Collected data
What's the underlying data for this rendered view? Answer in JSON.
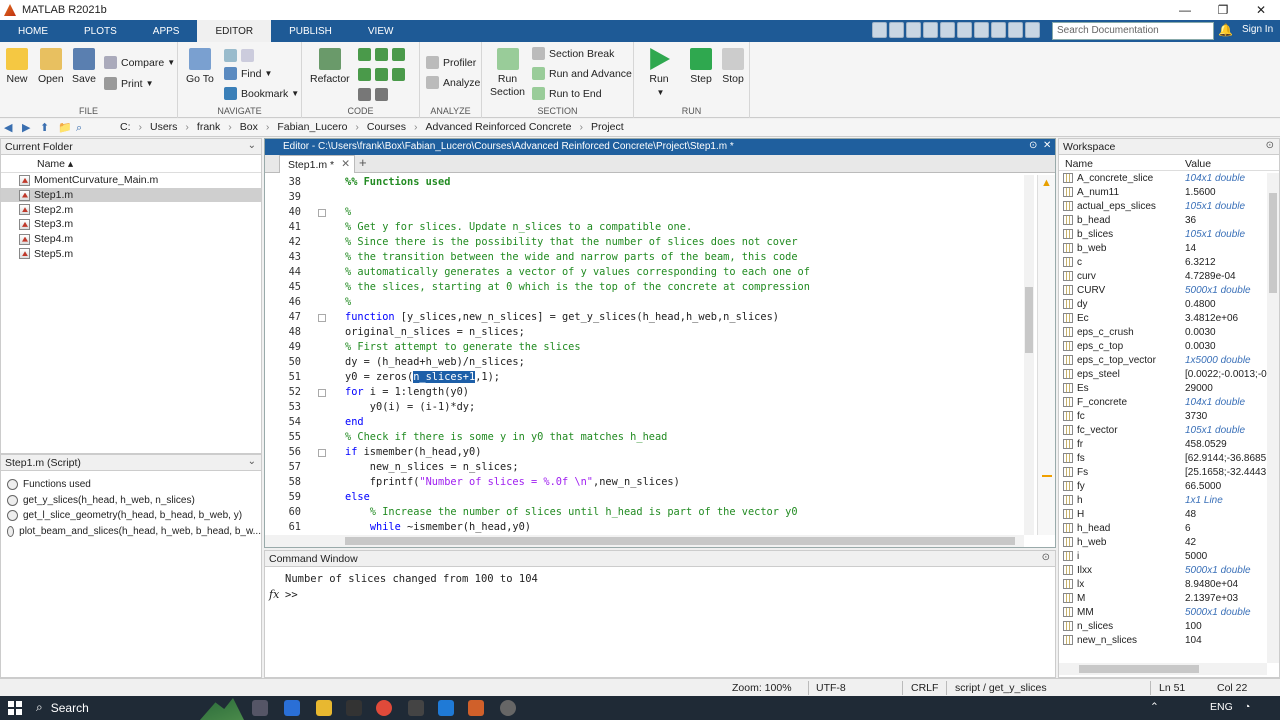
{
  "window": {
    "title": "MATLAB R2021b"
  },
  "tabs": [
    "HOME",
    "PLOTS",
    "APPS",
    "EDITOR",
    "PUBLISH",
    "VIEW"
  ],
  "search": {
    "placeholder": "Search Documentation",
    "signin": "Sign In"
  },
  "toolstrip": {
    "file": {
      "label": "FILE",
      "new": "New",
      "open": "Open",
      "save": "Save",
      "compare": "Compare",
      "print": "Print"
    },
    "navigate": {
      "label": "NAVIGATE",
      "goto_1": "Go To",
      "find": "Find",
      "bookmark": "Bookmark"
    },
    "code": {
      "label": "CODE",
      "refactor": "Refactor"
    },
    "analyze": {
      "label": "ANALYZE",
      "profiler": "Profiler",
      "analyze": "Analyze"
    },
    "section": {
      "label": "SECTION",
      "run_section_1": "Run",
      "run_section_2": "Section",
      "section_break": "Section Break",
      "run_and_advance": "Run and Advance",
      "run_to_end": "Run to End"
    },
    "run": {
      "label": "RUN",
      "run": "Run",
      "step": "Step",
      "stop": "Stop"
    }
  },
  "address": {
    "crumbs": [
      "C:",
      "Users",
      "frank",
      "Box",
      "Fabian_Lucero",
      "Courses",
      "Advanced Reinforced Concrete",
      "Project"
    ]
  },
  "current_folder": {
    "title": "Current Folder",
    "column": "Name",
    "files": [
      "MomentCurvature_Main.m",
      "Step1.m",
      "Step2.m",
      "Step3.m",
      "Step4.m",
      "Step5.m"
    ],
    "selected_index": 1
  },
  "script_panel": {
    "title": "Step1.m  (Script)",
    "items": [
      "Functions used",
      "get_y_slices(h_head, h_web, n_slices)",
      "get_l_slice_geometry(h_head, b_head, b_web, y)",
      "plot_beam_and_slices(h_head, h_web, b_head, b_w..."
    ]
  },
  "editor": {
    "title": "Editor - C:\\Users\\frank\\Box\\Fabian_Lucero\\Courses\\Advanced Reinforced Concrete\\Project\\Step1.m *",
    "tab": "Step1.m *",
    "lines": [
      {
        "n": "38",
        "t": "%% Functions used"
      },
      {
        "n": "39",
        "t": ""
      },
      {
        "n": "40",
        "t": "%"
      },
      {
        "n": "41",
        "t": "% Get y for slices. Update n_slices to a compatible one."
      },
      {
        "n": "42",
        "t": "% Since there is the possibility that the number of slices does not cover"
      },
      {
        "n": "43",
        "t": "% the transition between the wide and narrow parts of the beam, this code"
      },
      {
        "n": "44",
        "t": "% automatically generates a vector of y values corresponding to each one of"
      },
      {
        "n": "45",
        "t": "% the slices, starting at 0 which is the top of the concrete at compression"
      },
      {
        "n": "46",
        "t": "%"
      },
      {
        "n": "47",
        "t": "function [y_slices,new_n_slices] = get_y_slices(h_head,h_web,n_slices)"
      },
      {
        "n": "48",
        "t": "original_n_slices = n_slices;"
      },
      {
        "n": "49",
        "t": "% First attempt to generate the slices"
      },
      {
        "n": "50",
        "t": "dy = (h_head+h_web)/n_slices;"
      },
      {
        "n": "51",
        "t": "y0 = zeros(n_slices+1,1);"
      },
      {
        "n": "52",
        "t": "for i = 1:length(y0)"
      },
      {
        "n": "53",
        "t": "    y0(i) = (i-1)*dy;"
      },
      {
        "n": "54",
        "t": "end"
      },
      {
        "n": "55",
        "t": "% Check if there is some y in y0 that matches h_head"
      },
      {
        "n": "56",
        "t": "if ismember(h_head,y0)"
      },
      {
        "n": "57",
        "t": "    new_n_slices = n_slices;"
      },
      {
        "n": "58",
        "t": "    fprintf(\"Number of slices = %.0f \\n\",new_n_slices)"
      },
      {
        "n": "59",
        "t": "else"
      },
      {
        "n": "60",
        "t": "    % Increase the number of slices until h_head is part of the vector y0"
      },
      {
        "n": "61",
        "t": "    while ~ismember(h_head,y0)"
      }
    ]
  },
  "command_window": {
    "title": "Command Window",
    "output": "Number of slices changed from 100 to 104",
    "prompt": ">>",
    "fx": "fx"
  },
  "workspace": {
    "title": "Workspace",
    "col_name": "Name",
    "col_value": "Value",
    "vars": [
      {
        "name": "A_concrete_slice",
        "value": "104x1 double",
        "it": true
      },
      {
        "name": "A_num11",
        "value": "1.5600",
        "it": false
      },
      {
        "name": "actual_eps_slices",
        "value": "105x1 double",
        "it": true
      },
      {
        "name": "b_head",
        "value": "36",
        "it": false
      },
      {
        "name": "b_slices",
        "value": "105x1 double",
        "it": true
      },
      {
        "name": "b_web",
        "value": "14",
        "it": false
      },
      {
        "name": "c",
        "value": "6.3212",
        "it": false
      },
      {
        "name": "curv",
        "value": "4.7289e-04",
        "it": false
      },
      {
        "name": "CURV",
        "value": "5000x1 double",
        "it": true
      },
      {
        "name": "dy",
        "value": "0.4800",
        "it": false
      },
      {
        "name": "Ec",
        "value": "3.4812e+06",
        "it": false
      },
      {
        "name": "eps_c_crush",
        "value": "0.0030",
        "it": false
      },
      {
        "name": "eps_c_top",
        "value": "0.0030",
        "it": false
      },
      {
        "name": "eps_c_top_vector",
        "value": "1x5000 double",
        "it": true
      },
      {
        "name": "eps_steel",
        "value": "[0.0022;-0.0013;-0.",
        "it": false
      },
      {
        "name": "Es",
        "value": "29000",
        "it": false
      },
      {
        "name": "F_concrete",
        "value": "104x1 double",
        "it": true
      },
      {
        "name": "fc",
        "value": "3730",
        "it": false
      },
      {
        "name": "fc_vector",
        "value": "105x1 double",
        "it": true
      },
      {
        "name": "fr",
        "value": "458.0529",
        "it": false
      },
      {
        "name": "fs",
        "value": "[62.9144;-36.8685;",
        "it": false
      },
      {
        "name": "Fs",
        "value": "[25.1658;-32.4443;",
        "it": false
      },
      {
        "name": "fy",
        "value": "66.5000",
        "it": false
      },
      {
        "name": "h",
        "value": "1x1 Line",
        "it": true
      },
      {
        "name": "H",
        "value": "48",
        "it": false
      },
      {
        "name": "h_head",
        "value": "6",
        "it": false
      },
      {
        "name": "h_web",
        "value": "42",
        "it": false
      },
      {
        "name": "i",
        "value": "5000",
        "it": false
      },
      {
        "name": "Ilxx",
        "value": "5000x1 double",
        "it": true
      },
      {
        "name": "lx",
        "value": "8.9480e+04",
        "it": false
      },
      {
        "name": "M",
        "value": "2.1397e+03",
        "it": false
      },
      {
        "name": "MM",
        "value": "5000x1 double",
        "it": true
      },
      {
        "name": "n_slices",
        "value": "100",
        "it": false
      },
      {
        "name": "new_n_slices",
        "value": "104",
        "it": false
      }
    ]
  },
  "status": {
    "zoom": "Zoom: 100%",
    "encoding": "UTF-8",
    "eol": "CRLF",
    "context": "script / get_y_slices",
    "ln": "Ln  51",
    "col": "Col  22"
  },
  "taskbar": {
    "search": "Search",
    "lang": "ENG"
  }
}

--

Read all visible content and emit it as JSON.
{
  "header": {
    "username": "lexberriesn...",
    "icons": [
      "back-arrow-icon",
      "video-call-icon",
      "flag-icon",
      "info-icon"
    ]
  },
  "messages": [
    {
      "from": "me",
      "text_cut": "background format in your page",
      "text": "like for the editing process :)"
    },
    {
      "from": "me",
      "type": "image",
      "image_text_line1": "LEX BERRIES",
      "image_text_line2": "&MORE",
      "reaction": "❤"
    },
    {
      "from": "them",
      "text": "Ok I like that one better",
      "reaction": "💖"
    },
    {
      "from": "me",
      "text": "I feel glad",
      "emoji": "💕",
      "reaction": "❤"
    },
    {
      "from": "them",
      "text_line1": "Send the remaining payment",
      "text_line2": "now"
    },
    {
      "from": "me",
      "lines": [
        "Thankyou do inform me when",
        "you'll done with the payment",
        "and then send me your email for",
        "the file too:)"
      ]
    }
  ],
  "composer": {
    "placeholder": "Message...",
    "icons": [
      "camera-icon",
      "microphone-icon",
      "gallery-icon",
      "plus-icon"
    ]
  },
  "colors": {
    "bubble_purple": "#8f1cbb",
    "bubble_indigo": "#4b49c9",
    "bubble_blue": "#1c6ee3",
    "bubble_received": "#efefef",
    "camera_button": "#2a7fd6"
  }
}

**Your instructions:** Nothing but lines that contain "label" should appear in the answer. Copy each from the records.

**Task result:**
      "label": "FILE",
      "label": "NAVIGATE",
      "label": "CODE",
      "label": "ANALYZE",
      "label": "SECTION",
      "label": "RUN",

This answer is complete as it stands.